the eyeball contract

The Eyeball Contract

I spoke to a group of 30-40 elite divers every week this previous summer. This session, I brought along my son and daughter, ages 6 & 4.  They enjoyed sharing the stage with daddy, (I think my daughter loves selling the books), but this time they were particularly enjoying the attention a bit too much. The divers became distracted, so I had to ask my kids to settle it down. Didn’t work… I then knelt down to say it again and my son lovingly punched me in the face.

The divers awkwardly laughed, but I didn’t.  I needed to remain calm and take control at the same time. It was also one of those moments where you could feel all of the eyes on you.


I told him “EYEBALL CONTRACT”. Then, I proceeded to instruct him what was now expected. No more distraction, issue solved. I went right along with the presentation and even told the divers what I just did. A teachable moment…

John Groce, Head Coach of Illinois Basketball, has his players form an eyeball contract. The culture is such that in the huddle before practice and games, players have an eye-ball contract. The eye-ball contract means looking in someone’s eyes and knowing that you will give your best and they will give their best! Eyeball contracts take mental toughness. 

I use it with my family and vice-versa when it is something very important. We need each other at their best. No more games~this is what were are going to do.

I’ve seen the best of intentions on signed contracts, pledges, or agreements. They sound great but  rarely work. They are more about looking good rather than actually making a difference. 

People are going to make mistakes and mess up. It happens. Those that signed an agreement or pledge however to NOT mess-up are now bound by a law. When and if they do stumble, they are now under the thumb of extreme shame for the mistake. They often can’t come clean because they are in an abyss. What happens is that they become good liars. The agreement once propped up as a show of pride turns into an awful reminder.

The strategy of an eyeball contract gets results because it addresses the moment, not the past. Eye-ball contracts can be agreed upon frequently and when core values are at stake. It puts the emphasis on our character, in that exact moment. Forget the past.

The head fake is that the best eye-ball contracts are with ourselves in the mirror. Chris Herren, as a former professional NBA player, struggled with alcohol and drug addiction. It wasn’t until he became sober that he finally looked at himself in the mirror.  He simply didn’t like himself before.

I hate messing up, it saps my confidence and I’m just not of much use to anyone during those times. But, all I have is an eyeball contract, and that is renewable every day. I’m going to answer the bell more often than not. Mental Toughness is less about not messing up and more about not giving up. However, what kills most belief is just not allowing ourselves to mess up. We are all worthy of an eyeball contract with ourselves.
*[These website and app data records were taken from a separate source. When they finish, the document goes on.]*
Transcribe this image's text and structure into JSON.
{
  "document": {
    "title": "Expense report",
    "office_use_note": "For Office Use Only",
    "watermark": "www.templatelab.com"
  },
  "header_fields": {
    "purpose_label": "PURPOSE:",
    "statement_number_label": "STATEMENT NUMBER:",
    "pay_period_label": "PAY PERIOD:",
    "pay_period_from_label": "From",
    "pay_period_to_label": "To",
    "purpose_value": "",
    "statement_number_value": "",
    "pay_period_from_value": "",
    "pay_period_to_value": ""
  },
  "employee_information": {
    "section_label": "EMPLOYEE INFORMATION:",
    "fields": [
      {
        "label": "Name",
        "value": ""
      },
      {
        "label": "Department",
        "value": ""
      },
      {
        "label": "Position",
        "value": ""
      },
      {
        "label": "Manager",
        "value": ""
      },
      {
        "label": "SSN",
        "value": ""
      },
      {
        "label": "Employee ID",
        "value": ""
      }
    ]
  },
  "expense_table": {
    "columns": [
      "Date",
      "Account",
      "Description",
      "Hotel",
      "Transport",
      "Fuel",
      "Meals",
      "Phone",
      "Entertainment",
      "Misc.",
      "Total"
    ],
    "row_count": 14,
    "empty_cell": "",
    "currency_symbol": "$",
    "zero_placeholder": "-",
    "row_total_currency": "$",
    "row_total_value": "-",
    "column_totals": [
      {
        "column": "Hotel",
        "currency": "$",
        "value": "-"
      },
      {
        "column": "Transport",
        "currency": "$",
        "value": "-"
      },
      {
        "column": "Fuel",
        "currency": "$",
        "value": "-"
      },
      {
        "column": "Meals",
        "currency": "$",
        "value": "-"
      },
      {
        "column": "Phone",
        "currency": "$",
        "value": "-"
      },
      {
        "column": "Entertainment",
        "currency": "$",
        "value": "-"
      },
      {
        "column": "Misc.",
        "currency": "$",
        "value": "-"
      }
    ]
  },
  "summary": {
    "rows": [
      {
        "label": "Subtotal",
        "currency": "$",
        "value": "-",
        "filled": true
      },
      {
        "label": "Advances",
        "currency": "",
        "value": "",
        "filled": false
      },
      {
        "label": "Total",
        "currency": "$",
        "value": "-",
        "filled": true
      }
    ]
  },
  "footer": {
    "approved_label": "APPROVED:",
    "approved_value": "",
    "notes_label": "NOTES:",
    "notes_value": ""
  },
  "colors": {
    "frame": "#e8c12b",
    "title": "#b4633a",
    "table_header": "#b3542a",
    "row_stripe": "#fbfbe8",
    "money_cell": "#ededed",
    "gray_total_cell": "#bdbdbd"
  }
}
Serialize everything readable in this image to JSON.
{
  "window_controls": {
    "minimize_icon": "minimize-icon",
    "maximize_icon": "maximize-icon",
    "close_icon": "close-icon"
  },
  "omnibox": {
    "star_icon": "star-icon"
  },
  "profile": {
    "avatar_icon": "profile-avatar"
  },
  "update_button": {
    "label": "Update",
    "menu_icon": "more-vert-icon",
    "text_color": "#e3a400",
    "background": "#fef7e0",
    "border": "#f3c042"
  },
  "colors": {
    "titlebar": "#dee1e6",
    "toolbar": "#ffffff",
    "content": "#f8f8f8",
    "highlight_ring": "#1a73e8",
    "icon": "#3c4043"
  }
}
Dr. Rob Bell is a Sport Psychology Coach. His company DRB & associates is based in Indianapolis.  Some clients have included: University of Notre Dame, Marriott, and Walgreens. Check out the most recent book on Mental Toughness- Don’t Should on Your Kid: Build Their Mental Toughness